◆ EXERCISE ◆
Copy whichever lines of the data hold the word "date".

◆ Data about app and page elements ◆
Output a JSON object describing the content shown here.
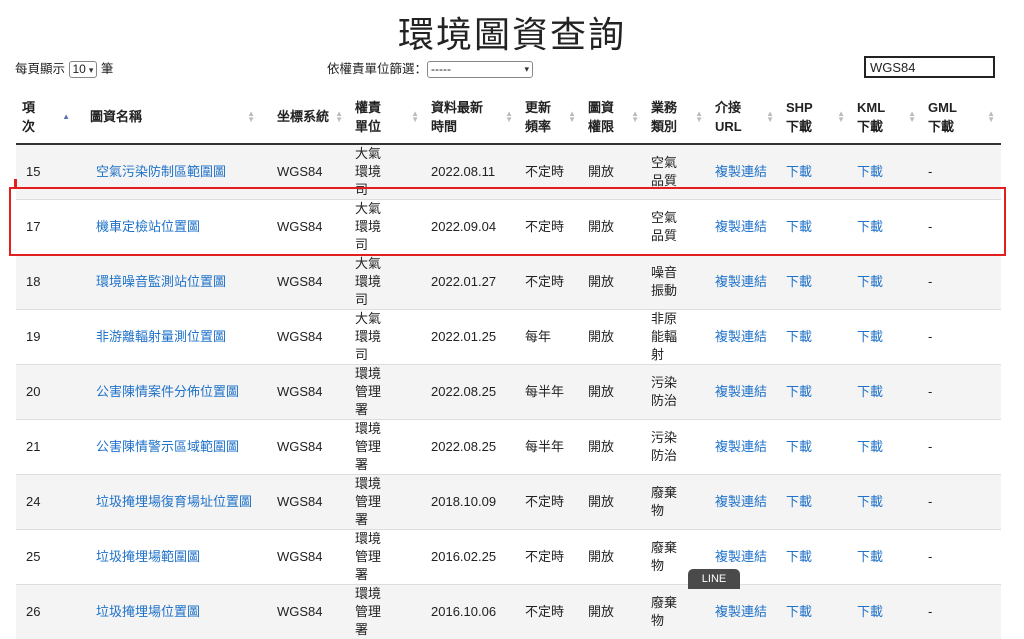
{
  "title": "環境圖資查詢",
  "page_size": {
    "prefix": "每頁顯示",
    "value": "10",
    "suffix": "筆"
  },
  "filter": {
    "label": "依權責單位篩選：",
    "value": "-----"
  },
  "search": {
    "value": "WGS84"
  },
  "columns": [
    "項次",
    "圖資名稱",
    "坐標系統",
    "權責單位",
    "資料最新時間",
    "更新頻率",
    "圖資權限",
    "業務類別",
    "介接URL",
    "SHP下載",
    "KML下載",
    "GML下載"
  ],
  "rows": [
    {
      "no": "15",
      "name": "空氣污染防制區範圍圖",
      "crs": "WGS84",
      "unit": "大氣環境司",
      "date": "2022.08.11",
      "freq": "不定時",
      "perm": "開放",
      "cat": "空氣品質",
      "url": "複製連結",
      "shp": "下載",
      "kml": "下載",
      "gml": "-"
    },
    {
      "no": "17",
      "name": "機車定檢站位置圖",
      "crs": "WGS84",
      "unit": "大氣環境司",
      "date": "2022.09.04",
      "freq": "不定時",
      "perm": "開放",
      "cat": "空氣品質",
      "url": "複製連結",
      "shp": "下載",
      "kml": "下載",
      "gml": "-"
    },
    {
      "no": "18",
      "name": "環境噪音監測站位置圖",
      "crs": "WGS84",
      "unit": "大氣環境司",
      "date": "2022.01.27",
      "freq": "不定時",
      "perm": "開放",
      "cat": "噪音振動",
      "url": "複製連結",
      "shp": "下載",
      "kml": "下載",
      "gml": "-"
    },
    {
      "no": "19",
      "name": "非游離輻射量測位置圖",
      "crs": "WGS84",
      "unit": "大氣環境司",
      "date": "2022.01.25",
      "freq": "每年",
      "perm": "開放",
      "cat": "非原能輻射",
      "url": "複製連結",
      "shp": "下載",
      "kml": "下載",
      "gml": "-"
    },
    {
      "no": "20",
      "name": "公害陳情案件分佈位置圖",
      "crs": "WGS84",
      "unit": "環境管理署",
      "date": "2022.08.25",
      "freq": "每半年",
      "perm": "開放",
      "cat": "污染防治",
      "url": "複製連結",
      "shp": "下載",
      "kml": "下載",
      "gml": "-"
    },
    {
      "no": "21",
      "name": "公害陳情警示區域範圍圖",
      "crs": "WGS84",
      "unit": "環境管理署",
      "date": "2022.08.25",
      "freq": "每半年",
      "perm": "開放",
      "cat": "污染防治",
      "url": "複製連結",
      "shp": "下載",
      "kml": "下載",
      "gml": "-"
    },
    {
      "no": "24",
      "name": "垃圾掩埋場復育場址位置圖",
      "crs": "WGS84",
      "unit": "環境管理署",
      "date": "2018.10.09",
      "freq": "不定時",
      "perm": "開放",
      "cat": "廢棄物",
      "url": "複製連結",
      "shp": "下載",
      "kml": "下載",
      "gml": "-"
    },
    {
      "no": "25",
      "name": "垃圾掩埋場範圍圖",
      "crs": "WGS84",
      "unit": "環境管理署",
      "date": "2016.02.25",
      "freq": "不定時",
      "perm": "開放",
      "cat": "廢棄物",
      "url": "複製連結",
      "shp": "下載",
      "kml": "下載",
      "gml": "-"
    },
    {
      "no": "26",
      "name": "垃圾掩埋場位置圖",
      "crs": "WGS84",
      "unit": "環境管理署",
      "date": "2016.10.06",
      "freq": "不定時",
      "perm": "開放",
      "cat": "廢棄物",
      "url": "複製連結",
      "shp": "下載",
      "kml": "下載",
      "gml": "-"
    }
  ],
  "line_tab": "LINE",
  "colors": {
    "link": "#1f72c9",
    "highlight": "#e21e1e",
    "sort_active": "#5b6fb8"
  }
}
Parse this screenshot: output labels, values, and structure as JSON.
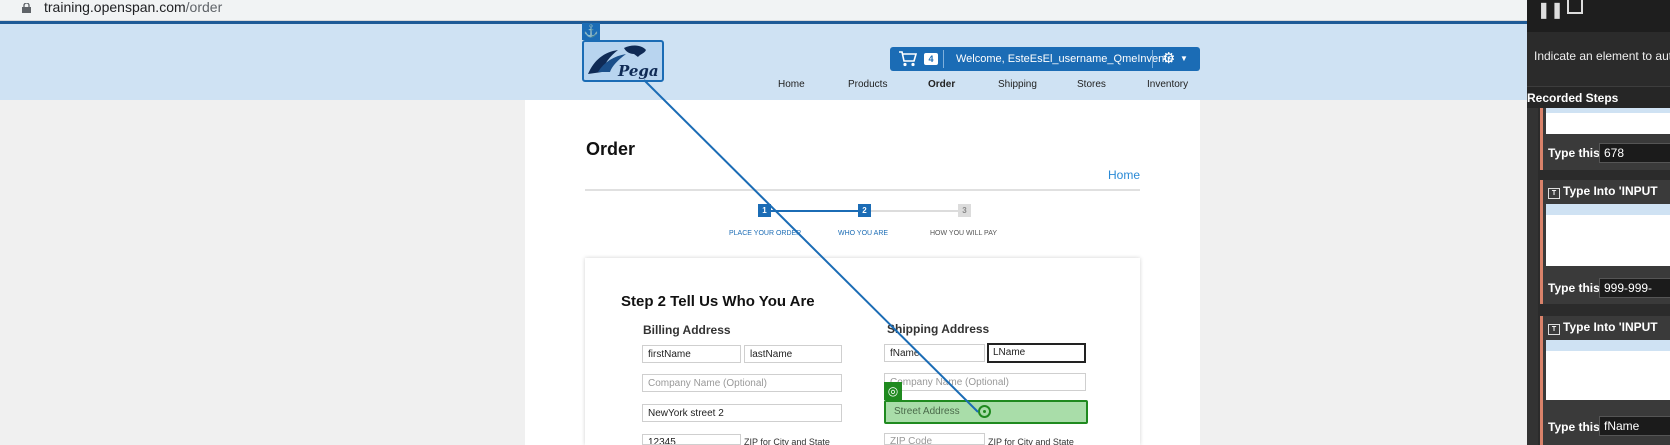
{
  "browser": {
    "url_host": "training.openspan.com",
    "url_path": "/order"
  },
  "header": {
    "cart_count": "4",
    "welcome": "Welcome, EsteEsEl_username_QmeInvente",
    "logo_text": "Pega",
    "nav": [
      "Home",
      "Products",
      "Order",
      "Shipping",
      "Stores",
      "Inventory"
    ]
  },
  "page": {
    "title": "Order",
    "home_link": "Home",
    "steps": [
      {
        "num": "1",
        "label": "PLACE YOUR ORDER"
      },
      {
        "num": "2",
        "label": "WHO YOU ARE"
      },
      {
        "num": "3",
        "label": "HOW YOU WILL PAY"
      }
    ],
    "step_heading": "Step 2 Tell Us Who You Are",
    "billing": {
      "label": "Billing Address",
      "first_name": "firstName",
      "last_name": "lastName",
      "company_placeholder": "Company Name (Optional)",
      "street": "NewYork street 2",
      "zip": "12345",
      "zip_hint": "ZIP for City and State"
    },
    "shipping": {
      "label": "Shipping Address",
      "first_name": "fName",
      "last_name": "LName",
      "company_placeholder": "Company Name (Optional)",
      "street_placeholder": "Street Address",
      "zip_placeholder": "ZIP Code",
      "zip_hint": "ZIP for City and State"
    }
  },
  "recorder": {
    "hint": "Indicate an element to aut",
    "recorded_title": "Recorded Steps",
    "type_this_label": "Type this",
    "steps": [
      {
        "title": "",
        "value": "678"
      },
      {
        "title": "Type Into 'INPUT",
        "value": "999-999-"
      },
      {
        "title": "Type Into 'INPUT",
        "value": "fName"
      }
    ]
  },
  "colors": {
    "accent": "#1b6cb5",
    "header_bg": "#cfe2f3",
    "highlight": "#1f8a1f",
    "step_card_accent": "#d9826a"
  }
}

◆ REPLY TO THE TASK ◆
      "date": "2022.08.11",
      "date": "2022.09.04",
      "date": "2022.01.27",
      "date": "2022.01.25",
      "date": "2022.08.25",
      "date": "2022.08.25",
      "date": "2018.10.09",
      "date": "2016.02.25",
      "date": "2016.10.06",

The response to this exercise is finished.